Practically everywhere we interviewed, we found bits and pieces of what we came to call "the invisible contract." Here, we are not talking about a willingness to work because the job allows you to live out your values, nor are we talking about an ethical commitment to work hard irrespective of the reward. We are talking about a give-and-take of a noneconomic kind that is more or less developed at every place of work.
The usual visible work contract states in writing that I put in so-and-so many hours for so-and-so many dollars. The invisible contract says that I help you because I know that you would help me. I care about my fellow workers, and my fellow workers care about me. I am loyal to my company and my company is loyal to me.
The invisible contract fares badly in many countries. In Britain, it is poorly developed, and workers may withhold efforts above the minimum required by the formal contract. In Germany, the workers feel exploited and do not want to give much of themselves. In Japan, there are growing signs that the invisible contract is abused and that workers feel cheated. Good invisible contracts were found in Sweden. Swedes have a high rate of absenteeism, but when on the job the they give it a lot.
Good invisible contracts are more common at small work-places than at large ones, more common among white-collar than blue-collar workers, more common in the private sector than in the public sector.
The small workplace can develop a good invisible contract almost automatically. As with a hockey or soccer team, or fishing and hunting teams of olden days, there should be no more than seven to eleven members to a work group. As saying goes, Jesus Christ tried with twelve, and that proved to be one too many.

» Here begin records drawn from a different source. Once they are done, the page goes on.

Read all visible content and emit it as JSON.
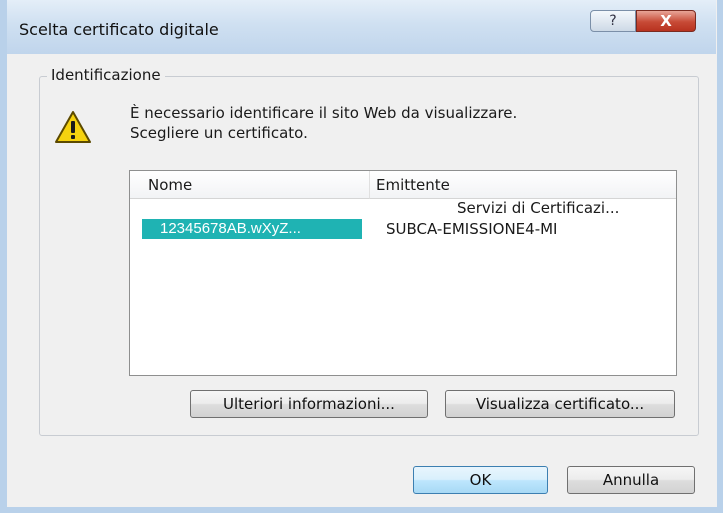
{
  "dialog": {
    "title": "Scelta certificato digitale",
    "help_label": "?",
    "close_label": "X"
  },
  "group": {
    "label": "Identificazione",
    "message_line1": "È necessario identificare il sito Web da visualizzare.",
    "message_line2": "Scegliere un certificato."
  },
  "list": {
    "columns": [
      "Nome",
      "Emittente"
    ],
    "rows": [
      {
        "nome": "",
        "emittente": "Servizi di Certificazi..."
      },
      {
        "nome": "12345678AB.wXyZ...",
        "emittente": "SUBCA-EMISSIONE4-MI"
      }
    ],
    "selected_color": "#1fb3b3"
  },
  "buttons": {
    "more_info": "Ulteriori informazioni...",
    "view_certificate": "Visualizza certificato...",
    "ok": "OK",
    "cancel": "Annulla"
  },
  "icons": {
    "warning": "warning-icon",
    "help": "help-icon",
    "close": "close-icon"
  }
}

But good invisible contracts can develop also in large organizations, provided they have a good leadership sensitive to issues of values, interpersonal relations, and performance.
We can all quote examples of leaders in business or politics who have the ability to rally their fellows to marshal their best efforts in a common cause; leaders who clearly define a common goal and who can imbue others with a sense of purpose so that each feels his contribution is important; leaders who can rouse others to draw voluntarily on untapped resources. Such leadership is an elusive but potent force in the shaping of the invisible contract.
One leader in another area of endeavor may provide some clues as to how he inspires a work team albeit on a small scale, with a very special cast of workers, and in a rarefied field.
Ingmar Bergman has long known the secret of stirring his co-workers to strive for excellence and to surmount conflicts in the interest of a common goal. How many men would even contemplate bringing together in the same project a number of their ex-wives and lovers on the premise that they will work in harmony and deliver optimal performances? What is his secret?
Bergman is not only an accomplished director of motion pictures; he is also an intuitive guide of human potential. Frictions that might plausibly be expected to arise on the set are dissipated by an even more compelling force. To each member of his cast Bergman seems able to give a unique gift: to gain access to the undiscovered and richest lodes within ones being and be guided in mining them to ones own delight. This is a reward of an entirely different quality and power than conventional praise or tangible compensations for performance. It spurs one to the highest level of accomplishment because of the sheer pleasure in growing as an adult, as a craftsman, as an artist, and as a professional. And, unlike traditional incentives, the effects are long-lasting and cumulative.
And so Bergman can orchestrate his players so that each strives to summon the finest tones out of his own instrument himself in the creation of the final total product.